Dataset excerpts
Start of Block
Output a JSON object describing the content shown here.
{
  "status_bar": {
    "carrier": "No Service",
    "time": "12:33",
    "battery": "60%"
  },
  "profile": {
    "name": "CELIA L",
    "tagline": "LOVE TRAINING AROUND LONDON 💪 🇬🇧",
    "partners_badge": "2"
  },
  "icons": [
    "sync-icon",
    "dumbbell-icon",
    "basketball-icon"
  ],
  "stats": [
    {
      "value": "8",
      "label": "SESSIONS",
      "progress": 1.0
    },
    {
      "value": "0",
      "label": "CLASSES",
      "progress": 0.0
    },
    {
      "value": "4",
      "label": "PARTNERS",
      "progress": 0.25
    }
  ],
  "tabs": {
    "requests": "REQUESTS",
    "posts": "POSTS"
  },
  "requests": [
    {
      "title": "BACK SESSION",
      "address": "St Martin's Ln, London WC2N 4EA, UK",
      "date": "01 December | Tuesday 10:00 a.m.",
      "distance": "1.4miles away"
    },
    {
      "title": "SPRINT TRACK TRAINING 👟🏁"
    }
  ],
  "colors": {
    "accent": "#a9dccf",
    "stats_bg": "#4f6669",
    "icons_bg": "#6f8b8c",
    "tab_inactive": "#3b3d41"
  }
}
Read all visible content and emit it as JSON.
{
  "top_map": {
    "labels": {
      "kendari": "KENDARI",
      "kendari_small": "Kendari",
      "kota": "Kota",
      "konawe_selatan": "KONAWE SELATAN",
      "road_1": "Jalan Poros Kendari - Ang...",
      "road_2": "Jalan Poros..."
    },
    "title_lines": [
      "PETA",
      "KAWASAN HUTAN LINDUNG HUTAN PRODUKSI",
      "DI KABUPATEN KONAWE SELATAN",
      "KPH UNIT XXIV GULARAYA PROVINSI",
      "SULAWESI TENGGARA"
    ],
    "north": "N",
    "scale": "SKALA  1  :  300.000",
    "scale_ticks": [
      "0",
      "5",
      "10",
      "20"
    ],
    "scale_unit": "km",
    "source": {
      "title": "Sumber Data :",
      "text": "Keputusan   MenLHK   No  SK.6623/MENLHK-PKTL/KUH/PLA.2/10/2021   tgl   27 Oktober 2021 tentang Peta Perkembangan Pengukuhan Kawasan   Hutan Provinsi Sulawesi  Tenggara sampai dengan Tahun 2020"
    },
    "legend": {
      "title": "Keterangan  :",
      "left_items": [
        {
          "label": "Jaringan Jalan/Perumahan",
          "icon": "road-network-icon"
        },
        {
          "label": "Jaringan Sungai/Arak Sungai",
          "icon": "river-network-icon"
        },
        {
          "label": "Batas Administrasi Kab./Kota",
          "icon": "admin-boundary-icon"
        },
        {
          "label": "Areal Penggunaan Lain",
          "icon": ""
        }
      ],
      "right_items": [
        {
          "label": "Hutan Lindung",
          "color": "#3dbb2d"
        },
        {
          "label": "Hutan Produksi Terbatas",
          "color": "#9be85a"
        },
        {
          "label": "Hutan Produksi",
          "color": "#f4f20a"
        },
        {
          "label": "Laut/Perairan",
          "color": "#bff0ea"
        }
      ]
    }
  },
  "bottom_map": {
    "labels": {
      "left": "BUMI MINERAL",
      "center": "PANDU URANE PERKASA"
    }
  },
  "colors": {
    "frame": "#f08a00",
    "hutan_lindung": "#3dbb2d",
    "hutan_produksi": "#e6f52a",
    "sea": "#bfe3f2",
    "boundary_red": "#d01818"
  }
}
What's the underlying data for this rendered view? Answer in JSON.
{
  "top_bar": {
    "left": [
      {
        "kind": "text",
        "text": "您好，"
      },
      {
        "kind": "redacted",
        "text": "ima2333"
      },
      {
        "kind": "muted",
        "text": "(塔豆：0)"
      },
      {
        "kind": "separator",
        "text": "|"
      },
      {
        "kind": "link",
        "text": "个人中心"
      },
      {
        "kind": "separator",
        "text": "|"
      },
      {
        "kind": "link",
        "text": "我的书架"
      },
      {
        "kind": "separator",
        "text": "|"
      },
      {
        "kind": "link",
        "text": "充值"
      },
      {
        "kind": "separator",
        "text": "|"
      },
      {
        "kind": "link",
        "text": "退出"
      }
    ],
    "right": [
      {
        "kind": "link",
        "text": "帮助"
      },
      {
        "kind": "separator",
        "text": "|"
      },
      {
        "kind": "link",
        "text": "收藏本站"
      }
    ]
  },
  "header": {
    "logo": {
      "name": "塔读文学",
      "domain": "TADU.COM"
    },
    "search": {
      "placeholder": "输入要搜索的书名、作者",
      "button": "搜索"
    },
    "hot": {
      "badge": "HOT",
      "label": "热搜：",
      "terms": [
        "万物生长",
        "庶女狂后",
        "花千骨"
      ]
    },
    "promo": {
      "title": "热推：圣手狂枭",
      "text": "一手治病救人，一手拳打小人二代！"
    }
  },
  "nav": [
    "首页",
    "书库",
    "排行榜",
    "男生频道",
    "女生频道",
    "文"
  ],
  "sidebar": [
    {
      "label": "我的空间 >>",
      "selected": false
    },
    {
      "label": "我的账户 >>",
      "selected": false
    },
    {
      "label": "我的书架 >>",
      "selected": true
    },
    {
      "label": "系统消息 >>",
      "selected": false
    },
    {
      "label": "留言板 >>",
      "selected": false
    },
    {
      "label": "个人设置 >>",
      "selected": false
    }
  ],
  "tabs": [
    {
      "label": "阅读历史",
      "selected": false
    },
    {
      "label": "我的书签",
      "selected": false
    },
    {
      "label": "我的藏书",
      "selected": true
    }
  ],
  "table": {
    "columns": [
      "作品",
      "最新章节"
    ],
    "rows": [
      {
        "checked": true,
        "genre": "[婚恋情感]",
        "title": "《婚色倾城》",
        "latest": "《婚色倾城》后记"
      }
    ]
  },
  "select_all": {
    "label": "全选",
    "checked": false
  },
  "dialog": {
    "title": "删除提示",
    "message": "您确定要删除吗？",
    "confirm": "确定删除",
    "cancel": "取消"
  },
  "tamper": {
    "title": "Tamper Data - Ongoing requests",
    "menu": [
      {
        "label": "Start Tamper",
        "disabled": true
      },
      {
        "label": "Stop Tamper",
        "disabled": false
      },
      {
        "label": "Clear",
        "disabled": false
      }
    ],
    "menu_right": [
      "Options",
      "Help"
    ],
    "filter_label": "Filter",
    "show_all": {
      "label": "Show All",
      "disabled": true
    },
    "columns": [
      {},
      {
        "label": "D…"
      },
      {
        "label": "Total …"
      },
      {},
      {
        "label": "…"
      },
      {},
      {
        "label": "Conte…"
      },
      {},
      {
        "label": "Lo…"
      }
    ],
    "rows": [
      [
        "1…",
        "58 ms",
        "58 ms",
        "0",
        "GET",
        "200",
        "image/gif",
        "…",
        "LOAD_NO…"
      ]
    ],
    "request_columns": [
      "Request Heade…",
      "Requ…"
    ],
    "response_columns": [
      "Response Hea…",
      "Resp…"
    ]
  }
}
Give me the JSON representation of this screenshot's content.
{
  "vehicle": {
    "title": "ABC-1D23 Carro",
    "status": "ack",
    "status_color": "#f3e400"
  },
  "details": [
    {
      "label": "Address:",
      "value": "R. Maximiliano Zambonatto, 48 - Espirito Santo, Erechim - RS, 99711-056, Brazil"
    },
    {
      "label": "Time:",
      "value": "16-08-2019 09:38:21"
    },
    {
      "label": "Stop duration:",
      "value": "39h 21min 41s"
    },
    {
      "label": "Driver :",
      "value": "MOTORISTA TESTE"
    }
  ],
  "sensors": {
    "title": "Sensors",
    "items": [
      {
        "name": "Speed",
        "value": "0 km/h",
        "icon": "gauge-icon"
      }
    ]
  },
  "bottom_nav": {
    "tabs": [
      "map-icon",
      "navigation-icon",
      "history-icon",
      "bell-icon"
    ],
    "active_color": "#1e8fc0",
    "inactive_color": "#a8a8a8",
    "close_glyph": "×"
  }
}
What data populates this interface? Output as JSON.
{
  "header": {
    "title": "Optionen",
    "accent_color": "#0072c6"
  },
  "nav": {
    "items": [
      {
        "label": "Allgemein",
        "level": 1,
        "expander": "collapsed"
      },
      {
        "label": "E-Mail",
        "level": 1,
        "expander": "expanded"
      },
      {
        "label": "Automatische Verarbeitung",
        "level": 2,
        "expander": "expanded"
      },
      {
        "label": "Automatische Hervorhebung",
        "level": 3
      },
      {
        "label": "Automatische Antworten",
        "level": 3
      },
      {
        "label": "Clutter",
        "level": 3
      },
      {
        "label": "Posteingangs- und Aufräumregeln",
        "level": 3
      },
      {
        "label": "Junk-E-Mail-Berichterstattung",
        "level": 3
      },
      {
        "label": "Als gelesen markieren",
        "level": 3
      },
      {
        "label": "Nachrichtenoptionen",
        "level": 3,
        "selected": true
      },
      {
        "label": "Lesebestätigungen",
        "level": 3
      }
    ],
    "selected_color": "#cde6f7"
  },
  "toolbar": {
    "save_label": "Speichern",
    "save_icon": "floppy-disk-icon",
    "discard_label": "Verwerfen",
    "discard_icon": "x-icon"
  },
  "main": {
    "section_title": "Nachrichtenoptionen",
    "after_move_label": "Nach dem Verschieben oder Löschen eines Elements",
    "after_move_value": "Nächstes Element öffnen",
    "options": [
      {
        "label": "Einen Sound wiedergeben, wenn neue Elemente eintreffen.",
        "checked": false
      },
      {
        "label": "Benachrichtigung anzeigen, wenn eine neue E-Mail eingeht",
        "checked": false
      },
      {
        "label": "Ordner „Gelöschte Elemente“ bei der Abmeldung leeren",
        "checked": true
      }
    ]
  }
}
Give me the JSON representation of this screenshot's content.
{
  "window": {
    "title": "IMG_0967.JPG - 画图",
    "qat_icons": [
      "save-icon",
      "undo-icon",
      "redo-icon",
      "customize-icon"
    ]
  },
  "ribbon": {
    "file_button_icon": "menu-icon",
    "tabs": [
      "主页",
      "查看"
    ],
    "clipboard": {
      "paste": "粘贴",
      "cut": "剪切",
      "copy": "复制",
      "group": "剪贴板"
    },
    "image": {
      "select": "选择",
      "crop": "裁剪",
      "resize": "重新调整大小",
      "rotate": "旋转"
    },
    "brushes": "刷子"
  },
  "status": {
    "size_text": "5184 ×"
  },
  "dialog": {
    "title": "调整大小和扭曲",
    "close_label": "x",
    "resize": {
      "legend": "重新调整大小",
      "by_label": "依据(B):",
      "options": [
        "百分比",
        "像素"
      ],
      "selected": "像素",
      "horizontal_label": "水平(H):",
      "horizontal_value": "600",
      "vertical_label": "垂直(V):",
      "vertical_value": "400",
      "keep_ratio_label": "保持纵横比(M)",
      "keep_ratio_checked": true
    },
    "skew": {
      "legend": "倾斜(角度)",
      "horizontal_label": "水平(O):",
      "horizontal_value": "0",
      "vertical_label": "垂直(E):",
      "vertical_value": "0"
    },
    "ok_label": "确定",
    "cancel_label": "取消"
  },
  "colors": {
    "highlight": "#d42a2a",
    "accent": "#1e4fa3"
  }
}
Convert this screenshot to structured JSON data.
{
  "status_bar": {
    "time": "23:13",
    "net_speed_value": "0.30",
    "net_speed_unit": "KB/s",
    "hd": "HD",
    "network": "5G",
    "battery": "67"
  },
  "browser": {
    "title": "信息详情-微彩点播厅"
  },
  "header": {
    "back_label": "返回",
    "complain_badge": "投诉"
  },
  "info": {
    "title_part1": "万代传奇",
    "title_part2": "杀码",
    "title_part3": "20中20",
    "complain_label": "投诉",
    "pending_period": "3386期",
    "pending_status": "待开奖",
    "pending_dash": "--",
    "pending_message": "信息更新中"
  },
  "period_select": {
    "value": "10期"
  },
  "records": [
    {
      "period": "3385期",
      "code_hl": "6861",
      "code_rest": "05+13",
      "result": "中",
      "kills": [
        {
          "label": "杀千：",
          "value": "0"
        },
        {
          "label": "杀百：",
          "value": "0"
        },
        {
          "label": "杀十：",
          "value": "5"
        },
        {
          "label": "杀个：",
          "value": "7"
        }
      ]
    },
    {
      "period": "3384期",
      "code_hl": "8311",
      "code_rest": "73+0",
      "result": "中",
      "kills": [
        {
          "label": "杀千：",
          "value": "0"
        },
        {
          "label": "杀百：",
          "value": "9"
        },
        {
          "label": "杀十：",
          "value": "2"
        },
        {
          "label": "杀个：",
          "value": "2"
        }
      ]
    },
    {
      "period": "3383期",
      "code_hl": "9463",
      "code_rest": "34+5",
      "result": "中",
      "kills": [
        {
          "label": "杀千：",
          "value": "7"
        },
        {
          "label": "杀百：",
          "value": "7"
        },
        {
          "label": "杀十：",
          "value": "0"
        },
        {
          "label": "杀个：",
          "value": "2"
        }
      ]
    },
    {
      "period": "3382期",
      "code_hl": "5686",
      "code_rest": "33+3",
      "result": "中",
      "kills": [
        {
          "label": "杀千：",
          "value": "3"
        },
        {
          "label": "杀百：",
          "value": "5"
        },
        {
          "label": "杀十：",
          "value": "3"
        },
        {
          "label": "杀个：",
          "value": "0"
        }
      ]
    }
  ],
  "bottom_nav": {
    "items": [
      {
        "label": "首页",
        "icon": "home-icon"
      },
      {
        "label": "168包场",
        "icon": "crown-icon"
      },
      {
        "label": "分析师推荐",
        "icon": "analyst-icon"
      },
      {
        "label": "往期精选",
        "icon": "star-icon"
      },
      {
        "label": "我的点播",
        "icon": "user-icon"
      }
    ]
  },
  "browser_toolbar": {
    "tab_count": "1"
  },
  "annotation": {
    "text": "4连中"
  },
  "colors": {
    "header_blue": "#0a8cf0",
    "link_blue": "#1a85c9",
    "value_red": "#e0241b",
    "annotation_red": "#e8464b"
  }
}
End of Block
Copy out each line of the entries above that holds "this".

What's the underlying data for this rendered view? Answer in JSON.
Give me the JSON representation of this screenshot's content.
What data populates this interface? Output as JSON.
Give me the JSON representation of this screenshot's content.
Convert this screenshot to structured JSON data.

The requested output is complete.